What to Expect the First Time You Get Solar Nails
Arm yourself with a little knowledge before you go to the salon so you don't get surprised!
The first time I got solar nails (which are sometimes incorrectly called acrylic nails), I had no idea what to expect. Because I didn't really know what was going on, I got some surprises that made it difficult for me to enjoy my nails.
If you are thinking of getting plastic nail extensions, this article will tell you some things you really should know.
While it will not explain the procedure in detail, it does explain the end product and how to make sure you get exactly what you want.
The nails should cost between $25 and $35 (in Texas, anyway). Call ahead to ask in your region.
Acrylic nails are those things your grandma used to get. They are full pieces of plastic that are glued from the root to the tip of your natural nails. They aren't as durable as solar nails, and this article is not about them.
Solar nails are what we're talking about in this article. They consist of a plastic nail extension that is glued to the tip of your own nail and a powder/liquid formula that is painted over the top to seal the entire solar nail.
Solar nails will end up being quite thick. They will be approximately 10 times thicker than your natural nails (which are still underneath them).
You determine the length of your solar nails. You will know how long the manicurist is making your nails by how far she cuts the white plastic tip extension past the tip of your finger.
If you want your nails shorter than what she has cut, speak now or forever hold your peace! Technically, they can be shortened later, but that will take a lot more grinding and filing than if you just say something when she is trimming the thin, white tips.
After your nails are done, they will be noticeably heavier than your original nails. This takes a day or so to get used to. Just ride out that annoying period.
After your nails are done, no matter how much you wash your hands with the special soap and brush in the salon, you will have residue on your fingers.
This is dried powder/liquid that got misplaced while the manicurist was painting the clearish/pinkish sealant on your nails. You can get it off with extra washing, a pumice stone, and time.
7. The Underside of Your Nails
When you look at the underside of your nails, you will see your own nail. Sometimes, the tip of your own nail fits nicely up against the white plastic tip.
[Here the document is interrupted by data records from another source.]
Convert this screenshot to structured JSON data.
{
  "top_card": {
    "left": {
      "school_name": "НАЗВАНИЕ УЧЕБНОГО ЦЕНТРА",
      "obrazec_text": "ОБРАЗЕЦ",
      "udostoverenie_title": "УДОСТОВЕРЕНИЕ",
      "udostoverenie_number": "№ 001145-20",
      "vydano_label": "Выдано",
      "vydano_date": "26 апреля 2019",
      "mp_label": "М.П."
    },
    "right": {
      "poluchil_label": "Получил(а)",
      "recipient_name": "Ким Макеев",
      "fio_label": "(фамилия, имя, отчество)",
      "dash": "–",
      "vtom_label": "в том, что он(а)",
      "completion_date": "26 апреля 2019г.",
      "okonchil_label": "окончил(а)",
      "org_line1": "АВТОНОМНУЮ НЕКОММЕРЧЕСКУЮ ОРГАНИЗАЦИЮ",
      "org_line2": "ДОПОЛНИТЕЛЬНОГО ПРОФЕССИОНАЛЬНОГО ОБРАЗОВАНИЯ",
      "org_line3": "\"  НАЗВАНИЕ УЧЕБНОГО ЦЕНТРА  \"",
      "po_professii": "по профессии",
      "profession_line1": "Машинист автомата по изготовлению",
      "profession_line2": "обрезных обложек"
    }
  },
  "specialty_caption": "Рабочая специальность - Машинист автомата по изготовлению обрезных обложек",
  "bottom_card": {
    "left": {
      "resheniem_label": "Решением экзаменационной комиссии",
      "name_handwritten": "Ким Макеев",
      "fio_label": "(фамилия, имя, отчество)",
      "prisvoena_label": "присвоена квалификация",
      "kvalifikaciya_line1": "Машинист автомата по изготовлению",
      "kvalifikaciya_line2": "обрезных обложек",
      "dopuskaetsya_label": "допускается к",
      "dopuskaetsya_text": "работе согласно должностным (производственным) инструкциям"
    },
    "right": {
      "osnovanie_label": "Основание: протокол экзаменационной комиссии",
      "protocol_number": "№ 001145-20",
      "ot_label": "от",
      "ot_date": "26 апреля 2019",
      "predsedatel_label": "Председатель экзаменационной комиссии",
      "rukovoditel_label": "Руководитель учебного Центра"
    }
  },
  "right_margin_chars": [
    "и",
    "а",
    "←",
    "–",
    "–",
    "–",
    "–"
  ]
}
Other times, it doesn't.
If you're picky, like me, you can get some nail glue at the drug store and use it to fill in the space between your nail and the solar nail.
I think that helps keep crud from getting stuck under your nails, but that's just my opinion. I have no scientific evidence of that.
8. Care and Keeping
One of the risks of having fake nails is that dirt and germs can get caught under and around them, making your nails dirty (at best) or fungus-ridden (at worst).
I like to keep my nails clean by spritzing them with 91% rubbing alcohol and scrubbing under them with a nail brush every single time I wash my hands.
9. Growing Out
After a week, you'll start to see that your nails are growing out, and there is a line between the solar nails and your new natural nails. Apparently, you can get this line smoothed out by having the nail salon fill more acrylic over the new growth.
I don't know much about that because I've never done it, but that's what I hear. If you don't go back to the salon for maintenance, then you can care for your nails yourself by filing down your solar nails when they get too long.
Don't cut them with a clipper because that will significantly weaken the bond between the solar nail and your own, and it hurts.
Over the following two or three weeks, the solar nail will naturally start to wear off, and you'll see clear spots on the edges where it is lifting up from your natural nail.
If it bothers you, you can have the salon soak or grind off the solar nail, or you can just use nail polish to paint over it.
Nail polish seems to adhere to solar nails better than natural nails, so at least you won't have to worry about chips in the color.
10. The End of Your Solar Nails
After three weeks or so, your solar nails (if not filled) will fall off. Sometimes they come off without you noticing, and other times you might need to pry them off with the tip of a metal nail file (or another nail).
This doesn't hurt, and it doesn't damage the underlying natural nail too much. Your natural nail will be weaker than it was before the solar nails were applied, however, so be prepared to deal with about a week's worth of flaking and cracking in your natural nail.
Good luck with your nails!
This content is accurate and true to the best of the author’s knowledge and is not meant to substitute for formal and individualized advice from a qualified professional.